- Go to States tab and enable Caustics effect.
That's what we've got by default:
- Go to Parameters tab, where options to tweak caustics will appear. There are two expressions that transform caustics animation:
Caustic 0 field to edit it.
- Change Scale X and Scale Y to 0.02 so that caustics pattern becomes denser and finer.
- Click on Caustic 1 field to edit the second animation transformation.
- Increase Scale X and Scale Y up to 0.035 for caustics pattern to become even more detailed.
- Scroll down for Caustics parameters and click on the Color field.
- We'll choose aqua green to match with seashore color.
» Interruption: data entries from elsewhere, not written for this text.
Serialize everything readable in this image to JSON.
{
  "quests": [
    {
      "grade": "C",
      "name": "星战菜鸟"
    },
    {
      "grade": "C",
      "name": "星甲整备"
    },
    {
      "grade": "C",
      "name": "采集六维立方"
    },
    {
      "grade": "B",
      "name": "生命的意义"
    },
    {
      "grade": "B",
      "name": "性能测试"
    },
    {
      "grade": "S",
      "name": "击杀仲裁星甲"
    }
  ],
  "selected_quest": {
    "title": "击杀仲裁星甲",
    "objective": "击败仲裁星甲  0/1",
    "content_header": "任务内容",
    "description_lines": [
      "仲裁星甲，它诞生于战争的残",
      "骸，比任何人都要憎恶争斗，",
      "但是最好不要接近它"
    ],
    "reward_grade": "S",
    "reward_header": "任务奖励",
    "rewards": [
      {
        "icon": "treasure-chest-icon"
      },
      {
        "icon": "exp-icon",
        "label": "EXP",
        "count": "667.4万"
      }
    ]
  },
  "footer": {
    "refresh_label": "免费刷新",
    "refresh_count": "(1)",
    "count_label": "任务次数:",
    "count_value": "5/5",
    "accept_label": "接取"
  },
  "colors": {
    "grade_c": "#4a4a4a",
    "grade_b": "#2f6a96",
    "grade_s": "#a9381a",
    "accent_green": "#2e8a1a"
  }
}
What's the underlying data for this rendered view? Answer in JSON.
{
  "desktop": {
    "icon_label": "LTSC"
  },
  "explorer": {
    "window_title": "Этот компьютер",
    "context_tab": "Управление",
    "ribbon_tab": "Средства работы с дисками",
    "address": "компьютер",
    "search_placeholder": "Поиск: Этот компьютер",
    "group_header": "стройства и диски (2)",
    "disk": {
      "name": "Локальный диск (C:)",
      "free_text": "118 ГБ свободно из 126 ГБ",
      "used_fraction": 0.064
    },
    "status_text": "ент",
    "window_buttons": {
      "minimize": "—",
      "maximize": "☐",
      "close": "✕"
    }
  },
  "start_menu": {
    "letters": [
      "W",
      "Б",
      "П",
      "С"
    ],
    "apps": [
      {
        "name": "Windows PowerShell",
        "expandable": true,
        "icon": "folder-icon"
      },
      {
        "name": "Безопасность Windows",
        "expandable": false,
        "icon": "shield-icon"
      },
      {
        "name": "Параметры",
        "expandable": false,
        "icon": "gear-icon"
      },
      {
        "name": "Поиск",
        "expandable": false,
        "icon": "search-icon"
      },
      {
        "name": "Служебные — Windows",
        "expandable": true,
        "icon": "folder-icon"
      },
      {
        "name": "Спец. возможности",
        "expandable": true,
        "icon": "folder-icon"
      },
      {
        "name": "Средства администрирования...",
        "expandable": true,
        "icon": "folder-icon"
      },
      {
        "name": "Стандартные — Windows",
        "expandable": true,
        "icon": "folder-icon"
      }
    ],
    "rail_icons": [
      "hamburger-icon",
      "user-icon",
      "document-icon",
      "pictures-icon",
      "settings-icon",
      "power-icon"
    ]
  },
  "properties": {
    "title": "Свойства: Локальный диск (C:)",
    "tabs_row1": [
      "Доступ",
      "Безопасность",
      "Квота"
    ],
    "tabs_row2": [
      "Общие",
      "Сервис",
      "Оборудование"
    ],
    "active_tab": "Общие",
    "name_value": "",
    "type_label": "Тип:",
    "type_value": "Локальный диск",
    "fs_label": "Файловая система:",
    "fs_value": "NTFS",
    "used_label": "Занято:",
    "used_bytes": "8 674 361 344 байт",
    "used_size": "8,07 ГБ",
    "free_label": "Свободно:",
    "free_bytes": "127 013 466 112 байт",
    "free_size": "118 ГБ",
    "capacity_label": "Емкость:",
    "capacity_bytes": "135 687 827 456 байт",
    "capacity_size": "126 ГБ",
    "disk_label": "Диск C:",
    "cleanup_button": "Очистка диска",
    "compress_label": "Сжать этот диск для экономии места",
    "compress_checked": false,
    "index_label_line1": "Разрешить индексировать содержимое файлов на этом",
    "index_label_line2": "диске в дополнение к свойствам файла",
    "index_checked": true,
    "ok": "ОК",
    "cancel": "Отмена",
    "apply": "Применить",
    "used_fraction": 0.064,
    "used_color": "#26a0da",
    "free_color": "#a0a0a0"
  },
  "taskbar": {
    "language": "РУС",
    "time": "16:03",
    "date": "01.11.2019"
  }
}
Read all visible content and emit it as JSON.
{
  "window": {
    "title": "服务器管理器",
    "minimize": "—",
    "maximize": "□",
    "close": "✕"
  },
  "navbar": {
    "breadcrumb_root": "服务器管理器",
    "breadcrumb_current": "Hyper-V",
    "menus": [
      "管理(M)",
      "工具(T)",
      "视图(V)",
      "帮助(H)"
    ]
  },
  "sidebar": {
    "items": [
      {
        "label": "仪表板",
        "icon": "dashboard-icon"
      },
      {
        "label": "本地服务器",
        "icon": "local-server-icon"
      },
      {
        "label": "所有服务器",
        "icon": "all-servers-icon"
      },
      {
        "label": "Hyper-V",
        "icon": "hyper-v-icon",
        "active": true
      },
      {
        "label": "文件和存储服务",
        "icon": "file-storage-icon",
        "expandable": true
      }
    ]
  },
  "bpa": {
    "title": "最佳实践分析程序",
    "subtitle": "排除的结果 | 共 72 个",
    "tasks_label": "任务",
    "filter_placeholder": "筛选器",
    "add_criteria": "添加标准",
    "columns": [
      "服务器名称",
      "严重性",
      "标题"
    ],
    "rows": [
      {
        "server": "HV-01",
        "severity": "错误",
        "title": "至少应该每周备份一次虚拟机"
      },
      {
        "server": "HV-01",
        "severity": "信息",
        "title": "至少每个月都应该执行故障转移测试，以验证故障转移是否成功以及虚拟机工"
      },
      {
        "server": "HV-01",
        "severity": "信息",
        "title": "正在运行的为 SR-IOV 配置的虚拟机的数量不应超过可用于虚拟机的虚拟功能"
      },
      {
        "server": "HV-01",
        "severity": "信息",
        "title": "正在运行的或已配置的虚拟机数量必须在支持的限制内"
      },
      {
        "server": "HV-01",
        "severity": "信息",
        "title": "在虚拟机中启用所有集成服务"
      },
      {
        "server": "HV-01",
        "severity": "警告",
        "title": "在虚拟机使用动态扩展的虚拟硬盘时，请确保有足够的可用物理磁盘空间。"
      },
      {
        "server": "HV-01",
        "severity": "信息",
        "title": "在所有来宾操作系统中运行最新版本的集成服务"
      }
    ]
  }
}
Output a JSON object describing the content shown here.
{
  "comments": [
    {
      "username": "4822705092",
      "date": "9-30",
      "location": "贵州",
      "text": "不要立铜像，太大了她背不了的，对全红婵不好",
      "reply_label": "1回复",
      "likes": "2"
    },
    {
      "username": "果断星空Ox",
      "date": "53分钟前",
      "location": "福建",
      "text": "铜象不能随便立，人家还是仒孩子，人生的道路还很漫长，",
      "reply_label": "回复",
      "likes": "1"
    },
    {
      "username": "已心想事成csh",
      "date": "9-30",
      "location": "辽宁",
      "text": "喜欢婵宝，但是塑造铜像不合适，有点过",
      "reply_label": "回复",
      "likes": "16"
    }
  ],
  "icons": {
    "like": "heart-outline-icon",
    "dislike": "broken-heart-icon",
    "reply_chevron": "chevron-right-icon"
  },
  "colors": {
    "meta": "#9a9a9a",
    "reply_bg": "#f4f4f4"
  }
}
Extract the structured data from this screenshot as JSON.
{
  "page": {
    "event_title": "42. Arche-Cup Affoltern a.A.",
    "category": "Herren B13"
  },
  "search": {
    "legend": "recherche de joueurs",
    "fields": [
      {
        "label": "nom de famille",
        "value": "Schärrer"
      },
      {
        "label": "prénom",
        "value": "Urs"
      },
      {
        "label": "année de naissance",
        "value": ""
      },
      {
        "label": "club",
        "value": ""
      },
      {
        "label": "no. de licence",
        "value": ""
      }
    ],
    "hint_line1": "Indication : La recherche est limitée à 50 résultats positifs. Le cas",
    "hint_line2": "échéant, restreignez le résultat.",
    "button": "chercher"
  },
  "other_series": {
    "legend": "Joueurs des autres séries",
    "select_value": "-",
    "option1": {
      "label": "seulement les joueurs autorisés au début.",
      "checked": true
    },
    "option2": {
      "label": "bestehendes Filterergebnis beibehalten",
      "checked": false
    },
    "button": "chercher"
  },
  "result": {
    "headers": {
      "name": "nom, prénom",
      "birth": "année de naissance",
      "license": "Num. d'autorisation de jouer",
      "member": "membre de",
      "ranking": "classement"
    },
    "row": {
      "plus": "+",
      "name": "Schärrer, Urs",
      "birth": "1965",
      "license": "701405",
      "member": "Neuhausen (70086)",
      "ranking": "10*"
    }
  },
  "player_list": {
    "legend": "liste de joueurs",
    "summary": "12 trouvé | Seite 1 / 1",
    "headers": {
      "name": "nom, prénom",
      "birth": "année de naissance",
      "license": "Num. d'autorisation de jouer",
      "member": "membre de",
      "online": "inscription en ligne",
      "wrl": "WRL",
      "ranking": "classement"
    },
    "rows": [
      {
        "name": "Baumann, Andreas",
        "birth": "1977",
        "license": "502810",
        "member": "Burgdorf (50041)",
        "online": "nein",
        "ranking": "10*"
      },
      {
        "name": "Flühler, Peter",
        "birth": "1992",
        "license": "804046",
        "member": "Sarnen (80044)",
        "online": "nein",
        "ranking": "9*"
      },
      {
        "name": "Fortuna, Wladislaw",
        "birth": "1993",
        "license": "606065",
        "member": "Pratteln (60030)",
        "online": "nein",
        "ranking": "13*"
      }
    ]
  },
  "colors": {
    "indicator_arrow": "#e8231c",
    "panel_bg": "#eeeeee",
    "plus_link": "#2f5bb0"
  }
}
- Caustics pattern is too thin and not clear enough. Decrease Threshold down to 0.35 so it will be more revealed.
- Let's make the caustics spread line softer and move it away from the shore: for that, set Density to 0.34.
- To limit the spread of caustics in the deep waters, increase Falloff up to 3.5.
- The caustics became barely seen. Set Multiplier to 3 to increase its brightness.
Here's how the result looks like:
Step 7. Add Foam
Let's add one more effect to the water: foam that is is generated near the shore where the waves break.
- Go to States tab and enable Foam effect.
The foam will appear (though hardly visible):
- Go to Textures tab and load foam texture if necessary.
We will use a default texture.
- Go back to Parameters tab, where options to tweak foam show up. Decrease Falloff down to 0.3 and the foam will spread wider from the shore.
- Increasing Threshold to 1.1 allows to sightly move the foam back from the shore and soften the breaking waves line.
- Set Multiplier to 2, which will make the foam brighter and more distinct.
- Now let's animate the foam properly. Scroll up to Transform parameters. Foam texture is transformed twice using set expressions:
Click on the Foam 0 field to edit the first transformation:
- The texture coordinate transformation window opens. Here, increase Scale X and Scale Y to 0.11 so that the foam looks finer.
- Click on the Foam 1 field to edit the second transformation:
- Set Scale X and Scale Y to 0.2 for more sprayed look.
And here comes the final result: